On exhibition is a selection of studio glass and artistic glass from the University Museums’ permanent collection, charting the early glass artists in America, to examples made in European manufactories, and works of art being created by some of the best-known glass artists today.
TOP IMAGE 180 Degree Rotation, Red, 1980 by Harvey K. Littleton. Blown and formed glass. This work of art was purchased with monies donated to the Kenneth Schumacher Memorial Fund with additional acquisition funding provided by Arthur Klein, Rachel Flint, and the generosity and support of Maurine Littleton.
SECOND IMAGE Tektite Portal, 2013 by Josh Simpson. Lead glass. Commissioned by University Museums. An Art in State Buildings Project for the Veterinary Medicine Research Labs.

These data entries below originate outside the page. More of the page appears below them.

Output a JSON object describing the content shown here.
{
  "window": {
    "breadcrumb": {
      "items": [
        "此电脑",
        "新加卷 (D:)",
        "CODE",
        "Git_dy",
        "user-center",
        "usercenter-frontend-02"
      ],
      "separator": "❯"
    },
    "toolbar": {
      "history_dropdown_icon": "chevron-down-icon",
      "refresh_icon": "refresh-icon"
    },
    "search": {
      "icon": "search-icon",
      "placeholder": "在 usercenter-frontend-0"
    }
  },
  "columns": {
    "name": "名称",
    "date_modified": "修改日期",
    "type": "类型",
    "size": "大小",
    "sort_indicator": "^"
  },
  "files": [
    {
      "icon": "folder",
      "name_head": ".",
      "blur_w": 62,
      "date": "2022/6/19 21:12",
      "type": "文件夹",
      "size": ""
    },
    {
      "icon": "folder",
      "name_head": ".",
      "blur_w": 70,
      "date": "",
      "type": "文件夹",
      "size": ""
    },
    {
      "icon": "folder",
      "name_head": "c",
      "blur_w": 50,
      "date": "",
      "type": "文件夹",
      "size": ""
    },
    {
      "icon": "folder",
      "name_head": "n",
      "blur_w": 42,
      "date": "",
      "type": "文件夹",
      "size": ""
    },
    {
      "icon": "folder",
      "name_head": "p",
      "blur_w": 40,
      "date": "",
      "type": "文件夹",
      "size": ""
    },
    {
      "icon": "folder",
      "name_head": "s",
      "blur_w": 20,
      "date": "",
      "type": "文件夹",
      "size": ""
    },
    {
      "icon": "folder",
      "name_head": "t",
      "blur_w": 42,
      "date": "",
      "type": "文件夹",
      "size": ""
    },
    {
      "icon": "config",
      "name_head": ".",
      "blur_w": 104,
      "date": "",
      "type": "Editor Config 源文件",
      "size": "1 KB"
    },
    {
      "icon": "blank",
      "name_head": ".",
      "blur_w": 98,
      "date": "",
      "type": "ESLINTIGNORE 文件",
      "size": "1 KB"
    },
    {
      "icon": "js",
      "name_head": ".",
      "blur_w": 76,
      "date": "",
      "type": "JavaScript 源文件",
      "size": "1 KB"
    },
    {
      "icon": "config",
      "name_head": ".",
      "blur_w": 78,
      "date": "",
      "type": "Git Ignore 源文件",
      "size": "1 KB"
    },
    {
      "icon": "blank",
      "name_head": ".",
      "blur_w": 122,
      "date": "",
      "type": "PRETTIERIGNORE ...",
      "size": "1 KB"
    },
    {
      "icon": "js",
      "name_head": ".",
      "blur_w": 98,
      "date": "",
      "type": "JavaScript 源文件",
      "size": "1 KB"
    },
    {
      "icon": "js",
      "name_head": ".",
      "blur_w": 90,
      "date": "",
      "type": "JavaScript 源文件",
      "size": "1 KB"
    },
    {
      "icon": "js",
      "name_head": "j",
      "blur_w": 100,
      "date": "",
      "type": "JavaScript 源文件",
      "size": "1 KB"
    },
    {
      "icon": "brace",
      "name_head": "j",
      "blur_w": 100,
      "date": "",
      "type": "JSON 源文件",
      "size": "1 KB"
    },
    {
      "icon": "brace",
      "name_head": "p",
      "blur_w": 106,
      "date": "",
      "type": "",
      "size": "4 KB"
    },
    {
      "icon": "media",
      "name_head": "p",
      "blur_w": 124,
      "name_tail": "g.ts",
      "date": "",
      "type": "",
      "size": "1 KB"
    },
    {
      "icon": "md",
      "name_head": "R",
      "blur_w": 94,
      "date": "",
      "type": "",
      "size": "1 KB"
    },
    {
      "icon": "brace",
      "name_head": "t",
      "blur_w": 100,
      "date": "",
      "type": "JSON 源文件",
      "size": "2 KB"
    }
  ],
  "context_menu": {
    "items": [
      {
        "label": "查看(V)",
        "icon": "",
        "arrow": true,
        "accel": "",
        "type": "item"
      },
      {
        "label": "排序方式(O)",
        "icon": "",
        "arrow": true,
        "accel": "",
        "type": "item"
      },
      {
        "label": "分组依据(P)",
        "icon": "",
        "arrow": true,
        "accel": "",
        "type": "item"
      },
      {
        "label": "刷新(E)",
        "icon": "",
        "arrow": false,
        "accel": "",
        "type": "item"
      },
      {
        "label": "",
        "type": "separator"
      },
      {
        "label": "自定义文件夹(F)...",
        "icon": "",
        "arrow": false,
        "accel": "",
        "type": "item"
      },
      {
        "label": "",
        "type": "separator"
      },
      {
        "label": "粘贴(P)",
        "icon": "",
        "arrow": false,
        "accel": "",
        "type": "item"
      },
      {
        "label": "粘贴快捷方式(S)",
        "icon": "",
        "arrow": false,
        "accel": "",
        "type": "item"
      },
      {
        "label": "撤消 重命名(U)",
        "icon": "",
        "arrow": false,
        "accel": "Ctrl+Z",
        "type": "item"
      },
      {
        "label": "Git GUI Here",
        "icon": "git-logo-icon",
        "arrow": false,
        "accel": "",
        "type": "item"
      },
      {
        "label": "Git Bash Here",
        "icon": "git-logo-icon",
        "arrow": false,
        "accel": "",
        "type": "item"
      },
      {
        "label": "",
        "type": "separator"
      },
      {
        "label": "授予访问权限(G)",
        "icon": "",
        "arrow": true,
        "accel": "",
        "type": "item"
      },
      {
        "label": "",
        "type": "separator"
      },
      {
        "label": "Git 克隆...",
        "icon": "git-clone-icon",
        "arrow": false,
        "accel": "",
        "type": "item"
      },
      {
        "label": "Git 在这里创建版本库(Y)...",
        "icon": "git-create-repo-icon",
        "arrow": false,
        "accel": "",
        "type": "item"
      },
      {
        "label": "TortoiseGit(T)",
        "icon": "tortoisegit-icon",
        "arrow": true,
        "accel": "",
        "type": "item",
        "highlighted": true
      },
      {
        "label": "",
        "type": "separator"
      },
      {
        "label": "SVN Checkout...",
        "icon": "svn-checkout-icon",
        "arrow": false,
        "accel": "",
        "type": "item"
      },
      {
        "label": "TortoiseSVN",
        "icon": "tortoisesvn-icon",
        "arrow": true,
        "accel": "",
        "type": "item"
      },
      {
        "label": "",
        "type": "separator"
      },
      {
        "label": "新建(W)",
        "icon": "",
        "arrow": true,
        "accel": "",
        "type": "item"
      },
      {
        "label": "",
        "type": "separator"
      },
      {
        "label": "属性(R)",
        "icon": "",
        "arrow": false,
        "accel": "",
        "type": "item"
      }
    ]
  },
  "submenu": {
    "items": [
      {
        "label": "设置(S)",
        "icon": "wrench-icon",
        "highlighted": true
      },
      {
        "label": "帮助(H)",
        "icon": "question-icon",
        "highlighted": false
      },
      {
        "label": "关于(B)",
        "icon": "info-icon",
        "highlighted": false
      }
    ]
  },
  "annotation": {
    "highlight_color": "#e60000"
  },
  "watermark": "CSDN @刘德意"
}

THIRD IMAGE Zanfirico Pear, 1997 by Joey Kirkpatrick and Flora C. Mace. Blown glass. Gift of the artists in memory of Virginia Kirkpatrick with additional funds provided by Bruce McKee.
BELOW LEFT Oil on Feather, 2019 by Preston Singletary. Blown, cased and sand carved glass. Gift in memory of Lori A. Jacobson from Jason D. Kogan.
BELOW RIGHT Sculpture, 1986 by Dominick Labino. Blown glass. Gift from the Estate of William Prindle.
Find full descriptions of programs on the University Museums Calendar. All programs are free and open to the public. Registration is encouraged but not required. Events listed below will be at the Brunnier Art Museum unless otherwise noted. Programs are subject to change. Check the University Museums Calendar and Facebook page for the latest events information.
Curator's Exploration of Studio to Contemporary Glass: 1960s to Today
Sunday, September 19, 2:00-3:00 pm
From vibrant colors to striking forms, the assemblage of studio glass in the permanent collection examines the use of glass in contemporary art in the United States. It defies expectations for what glass can be. Enjoy a walking tour of the new exhibition Studio Glass from the Permanent Collection with Curator Adrienne Gennett.
Sunday Tour with the University Museums: Studio to Contemporary Glass
Sunday, December 5, 2:00-2:30 pm
Journey through the exhibition Studio to Contemporary Glass: 1960s to Today and learn about the diverse artistic expressions of the University Museums’ permanent collection. This tour will be given by University Museums Docent Roberta Vann and will spotlight the art of Dale Chihuly and his fanciful creations.
Visit the Brunnier Art Museum
Wednesday - Friday, 10:00 am - 4:00 pm
Saturday & Sunday, 1:00 pm - 4:00 pm
Closed to the public Monday & Tuesday. ISU curriculum tours may be scheduled on these days with a 2-week notice.
Closed University Holidays
Address: Scheman Building (2nd Floor), 1805 Center Drive, Ames, Iowa
Admission: The cost is free; however, there is a suggested donation of $8.
This exhibition is curated and organized by University Museums with generous support from Marcia and Jim Borel, Arthur Klein, and University Museums Membership.